● Problem details
Search the data for "highlight". Each line containing it is to be copied.

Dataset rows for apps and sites

● ● ● ● ● ● ●

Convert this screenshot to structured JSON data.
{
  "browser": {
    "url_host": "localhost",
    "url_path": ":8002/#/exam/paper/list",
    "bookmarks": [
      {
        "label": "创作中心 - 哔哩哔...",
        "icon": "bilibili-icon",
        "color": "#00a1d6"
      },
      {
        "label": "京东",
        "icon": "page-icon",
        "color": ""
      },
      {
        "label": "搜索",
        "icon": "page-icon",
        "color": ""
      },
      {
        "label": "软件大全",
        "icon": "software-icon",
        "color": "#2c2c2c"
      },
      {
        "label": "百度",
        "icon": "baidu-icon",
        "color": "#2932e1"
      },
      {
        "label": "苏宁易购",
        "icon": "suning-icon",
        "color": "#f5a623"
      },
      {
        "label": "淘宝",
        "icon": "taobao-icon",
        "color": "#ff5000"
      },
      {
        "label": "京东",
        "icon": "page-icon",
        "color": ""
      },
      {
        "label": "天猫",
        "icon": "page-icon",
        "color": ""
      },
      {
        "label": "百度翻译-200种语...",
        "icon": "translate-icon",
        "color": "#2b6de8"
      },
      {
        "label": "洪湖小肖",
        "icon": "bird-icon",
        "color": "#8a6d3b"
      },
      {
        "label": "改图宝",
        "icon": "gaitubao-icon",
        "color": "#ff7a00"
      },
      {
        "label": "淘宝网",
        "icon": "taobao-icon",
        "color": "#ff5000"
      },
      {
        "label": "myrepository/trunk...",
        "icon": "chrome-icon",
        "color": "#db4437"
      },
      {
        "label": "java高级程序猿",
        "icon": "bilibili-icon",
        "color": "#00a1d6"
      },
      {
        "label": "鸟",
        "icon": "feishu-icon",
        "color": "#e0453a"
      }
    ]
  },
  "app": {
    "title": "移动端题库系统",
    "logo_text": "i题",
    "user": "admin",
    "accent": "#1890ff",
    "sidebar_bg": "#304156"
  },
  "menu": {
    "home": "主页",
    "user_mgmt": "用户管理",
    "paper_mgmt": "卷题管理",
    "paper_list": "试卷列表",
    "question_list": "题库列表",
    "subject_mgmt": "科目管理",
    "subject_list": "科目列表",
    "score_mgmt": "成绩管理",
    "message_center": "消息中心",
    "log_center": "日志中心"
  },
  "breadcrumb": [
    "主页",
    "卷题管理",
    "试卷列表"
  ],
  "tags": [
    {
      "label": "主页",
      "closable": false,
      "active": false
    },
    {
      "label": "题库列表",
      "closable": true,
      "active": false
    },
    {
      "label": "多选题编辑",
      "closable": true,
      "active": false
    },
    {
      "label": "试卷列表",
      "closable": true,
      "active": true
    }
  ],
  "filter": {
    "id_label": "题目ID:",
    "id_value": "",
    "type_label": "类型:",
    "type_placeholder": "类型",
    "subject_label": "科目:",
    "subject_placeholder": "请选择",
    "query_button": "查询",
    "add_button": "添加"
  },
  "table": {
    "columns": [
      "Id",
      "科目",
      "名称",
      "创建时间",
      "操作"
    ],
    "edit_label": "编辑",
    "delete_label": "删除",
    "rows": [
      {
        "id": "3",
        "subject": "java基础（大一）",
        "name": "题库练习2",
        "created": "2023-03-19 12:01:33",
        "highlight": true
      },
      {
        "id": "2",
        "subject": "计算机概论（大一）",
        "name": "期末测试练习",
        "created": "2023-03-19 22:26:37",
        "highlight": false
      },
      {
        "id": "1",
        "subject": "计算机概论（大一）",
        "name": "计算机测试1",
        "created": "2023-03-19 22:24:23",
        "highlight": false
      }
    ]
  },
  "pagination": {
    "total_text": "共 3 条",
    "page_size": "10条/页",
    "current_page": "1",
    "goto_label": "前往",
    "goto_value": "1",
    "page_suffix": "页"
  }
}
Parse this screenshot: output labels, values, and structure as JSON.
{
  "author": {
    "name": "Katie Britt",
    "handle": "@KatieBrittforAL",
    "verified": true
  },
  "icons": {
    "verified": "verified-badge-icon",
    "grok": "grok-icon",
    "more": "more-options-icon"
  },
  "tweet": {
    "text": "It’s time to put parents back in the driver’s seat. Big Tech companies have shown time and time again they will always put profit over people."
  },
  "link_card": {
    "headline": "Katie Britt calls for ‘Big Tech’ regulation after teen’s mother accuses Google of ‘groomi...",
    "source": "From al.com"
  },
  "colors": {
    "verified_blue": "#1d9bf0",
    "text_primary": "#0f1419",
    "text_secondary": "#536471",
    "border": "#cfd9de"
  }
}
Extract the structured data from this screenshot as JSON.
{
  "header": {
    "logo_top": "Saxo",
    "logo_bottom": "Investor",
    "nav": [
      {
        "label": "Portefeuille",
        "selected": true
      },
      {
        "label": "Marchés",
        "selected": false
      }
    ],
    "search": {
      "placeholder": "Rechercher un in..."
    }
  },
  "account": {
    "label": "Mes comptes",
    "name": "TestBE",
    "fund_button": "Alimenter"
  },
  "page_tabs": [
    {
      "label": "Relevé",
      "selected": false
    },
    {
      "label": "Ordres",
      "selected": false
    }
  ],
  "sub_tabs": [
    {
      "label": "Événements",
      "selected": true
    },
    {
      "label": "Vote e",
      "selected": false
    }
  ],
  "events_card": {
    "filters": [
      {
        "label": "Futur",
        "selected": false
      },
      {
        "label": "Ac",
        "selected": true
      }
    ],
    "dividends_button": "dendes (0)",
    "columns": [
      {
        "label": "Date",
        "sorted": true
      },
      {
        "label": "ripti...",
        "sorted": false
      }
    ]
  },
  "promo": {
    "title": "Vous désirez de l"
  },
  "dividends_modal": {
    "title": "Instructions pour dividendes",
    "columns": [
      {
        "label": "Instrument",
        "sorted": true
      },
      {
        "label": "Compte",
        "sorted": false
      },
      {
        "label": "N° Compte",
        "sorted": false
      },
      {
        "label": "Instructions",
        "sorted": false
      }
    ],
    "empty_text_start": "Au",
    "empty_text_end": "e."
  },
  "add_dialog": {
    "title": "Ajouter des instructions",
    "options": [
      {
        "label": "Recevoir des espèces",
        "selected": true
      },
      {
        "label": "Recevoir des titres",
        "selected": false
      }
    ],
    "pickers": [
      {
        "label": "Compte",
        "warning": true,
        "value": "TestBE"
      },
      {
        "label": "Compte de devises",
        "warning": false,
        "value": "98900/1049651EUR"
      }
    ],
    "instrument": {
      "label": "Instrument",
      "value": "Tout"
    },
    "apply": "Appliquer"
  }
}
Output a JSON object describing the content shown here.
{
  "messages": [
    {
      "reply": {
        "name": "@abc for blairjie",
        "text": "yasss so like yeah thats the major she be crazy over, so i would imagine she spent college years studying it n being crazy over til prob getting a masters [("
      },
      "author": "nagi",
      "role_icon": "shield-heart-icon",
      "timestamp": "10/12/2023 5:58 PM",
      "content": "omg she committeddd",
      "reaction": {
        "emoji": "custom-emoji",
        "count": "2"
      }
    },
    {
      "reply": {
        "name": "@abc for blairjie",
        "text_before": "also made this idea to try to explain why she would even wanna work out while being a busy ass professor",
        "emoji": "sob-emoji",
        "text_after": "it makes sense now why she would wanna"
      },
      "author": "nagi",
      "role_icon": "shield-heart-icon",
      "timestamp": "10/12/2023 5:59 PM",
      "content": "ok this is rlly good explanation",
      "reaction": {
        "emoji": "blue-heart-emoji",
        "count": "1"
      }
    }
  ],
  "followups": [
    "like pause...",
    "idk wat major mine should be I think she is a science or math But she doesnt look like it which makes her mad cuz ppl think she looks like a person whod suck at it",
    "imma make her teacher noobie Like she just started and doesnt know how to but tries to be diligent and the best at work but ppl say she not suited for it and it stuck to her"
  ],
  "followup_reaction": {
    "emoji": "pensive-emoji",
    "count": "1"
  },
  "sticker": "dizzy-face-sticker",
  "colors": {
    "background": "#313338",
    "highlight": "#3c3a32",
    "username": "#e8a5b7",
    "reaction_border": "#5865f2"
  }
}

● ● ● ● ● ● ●

● Exercise solution
        "highlight": true
        "highlight": false
        "highlight": false
    "highlight": "#3c3a32",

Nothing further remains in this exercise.